Again it is not simply a question of technique, it is process and exposure.
I once met a man from Sichuan in a godawful western China town. Sichuan is famous for the spiciness of its cooking. Not many people here in Paris could tolerate standard Sichuan food. I have seen Chinese people cry from the heat of Sichuan food.
The man from Sichuan told me he took part in spice competitions – basically eating hotter and hotter food until the other competitors can no longer cope. If I took a nice refined Parisian out of their local brasserie and entered them in a Sichuan spice competition they would be unlikely to survive very long, and the longer they stuck out the longer they would feel the consequences – day, weeks, possibly lifelong trauma.

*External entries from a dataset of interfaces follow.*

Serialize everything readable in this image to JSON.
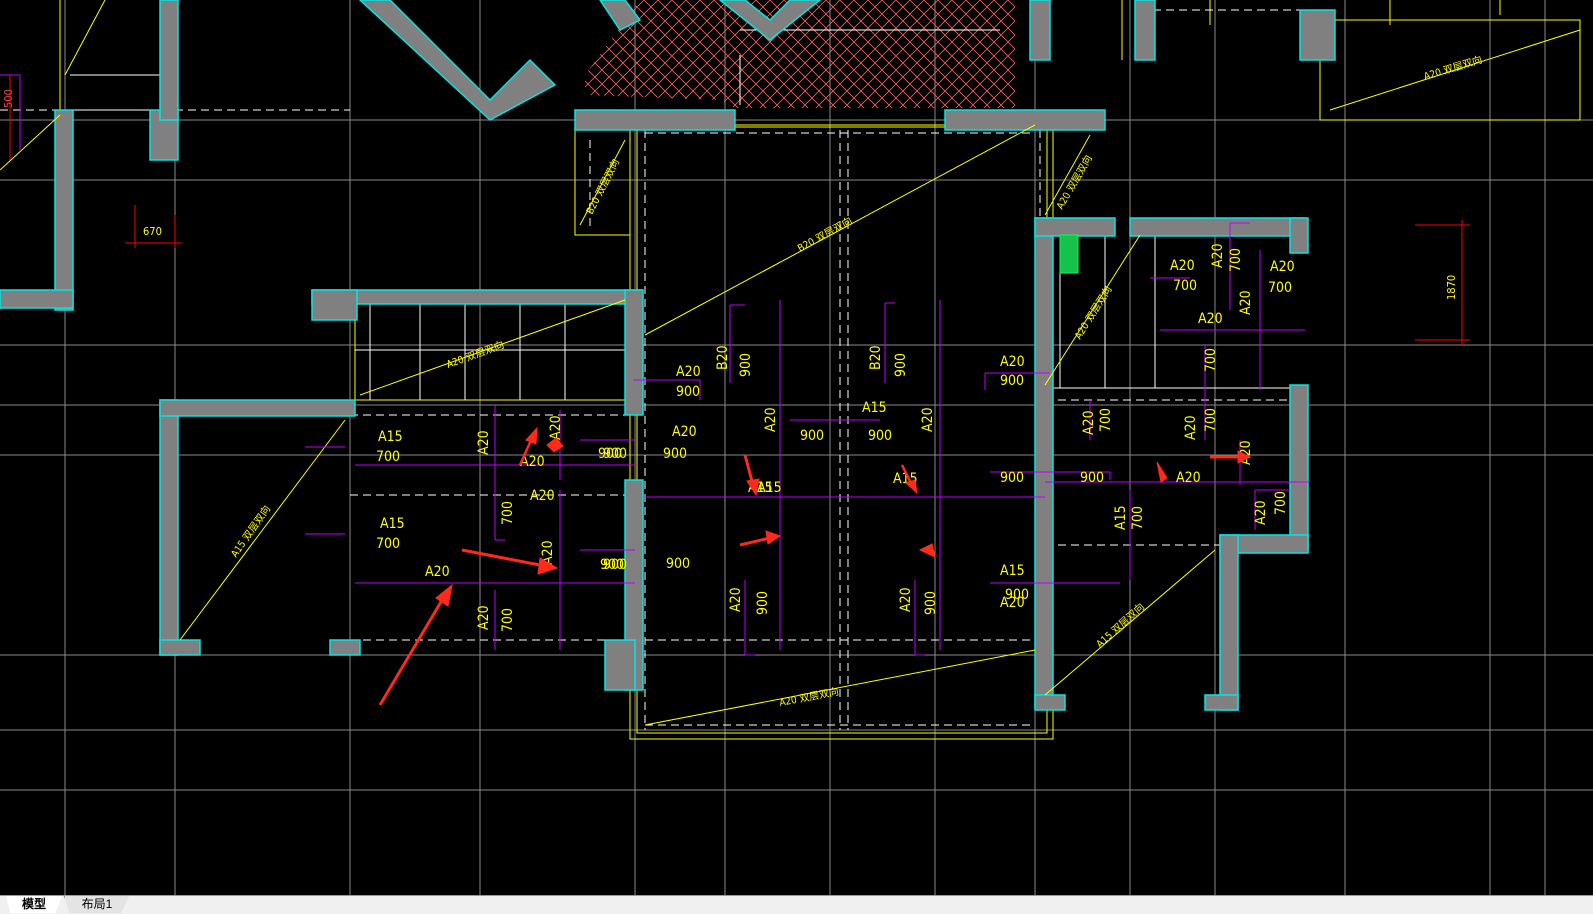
{
  "drawing": {
    "dimensions": {
      "d500": "500",
      "d670": "670",
      "d1870": "1870"
    },
    "zone_labels": {
      "b20_top": "B20 双层双向",
      "a20_stair": "A20 双层双向",
      "a15_left": "A15 双层双向",
      "a20_bottom": "A20 双层双向",
      "a20_right": "A20 双层双向",
      "a15_right": "A15 双层双向",
      "a20_topright": "A20 双层双向",
      "b20_small": "B20 双层双向",
      "a20_small_right": "A20 双层双向"
    },
    "rebar_labels": {
      "l01": "A15",
      "l02": "700",
      "l03": "A15",
      "l04": "700",
      "l05": "A20",
      "l06": "A20",
      "l07": "A20",
      "l08": "700",
      "l09": "A20",
      "l10": "900",
      "l11": "A20",
      "l12": "700",
      "l13": "A20",
      "l14": "900",
      "l15": "A20",
      "l16": "900",
      "l17": "B20",
      "l18": "900",
      "l19": "900",
      "l20": "B20",
      "l21": "900",
      "l22": "A20",
      "l23": "900",
      "l24": "A15",
      "l25": "900",
      "l26": "900",
      "l27": "A20",
      "l28": "A15",
      "l29": "A20",
      "l30": "900",
      "l31": "A15",
      "l32": "900",
      "l33": "900",
      "l34": "A20",
      "l35": "900",
      "l36": "A20",
      "l37": "900",
      "l38": "A15",
      "l39": "900",
      "l40": "A20",
      "l41": "700",
      "l42": "A20",
      "l43": "700",
      "l44": "A20",
      "l45": "700",
      "l46": "A20",
      "l47": "A20",
      "l48": "700",
      "l49": "A20",
      "l50": "700",
      "l51": "A20",
      "l52": "700",
      "l53": "A20",
      "l54": "A15",
      "l55": "700",
      "l56": "A20",
      "l57": "700",
      "l58": "A20",
      "l59": "A20",
      "l60": "A15",
      "l61": "900",
      "l62": "900",
      "l63": "A20",
      "l64": "A20"
    }
  },
  "tabs": {
    "model": "模型",
    "layout1": "布局1"
  },
  "colors": {
    "background": "#000000",
    "wall_fill": "#808080",
    "wall_edge": "#00e5e5",
    "grid": "#8a8a8a",
    "outline_yellow": "#ffff00",
    "rebar_magenta": "#c000ff",
    "dimension_red": "#ff0000",
    "hatch": "#ff5a5a",
    "arrow": "#ff2a1a"
  }
}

In fighting skill it’s vital to build an ability to eat spicy! Spicy here means impact, it means pressure, it means chaos, it means emotion.
I knew a martial arts school in Britain that had a good reputation for Sanda for a while. They won tournaments mostly because the of the low level of the opposition. Their process was lacking – they had some good technique, some physical conditioning but they tended to ignore sparring until the very close to the competitions. As a result the competitors lacked exposure to pressure and chaos, would get over excited during sparring and enter the tournaments with injuries.
Hence the Sichuan Heuristic – if you want to enter a spice competition in Sichuan you better prepare – eat the delicious, complex food even if your mouth burns regularly at mealtimes. But if your gut lining falls out you’ve gone too far too fast!
(This is an excerpt from my next book – beautiful, badass, bullshit free Bagua basics)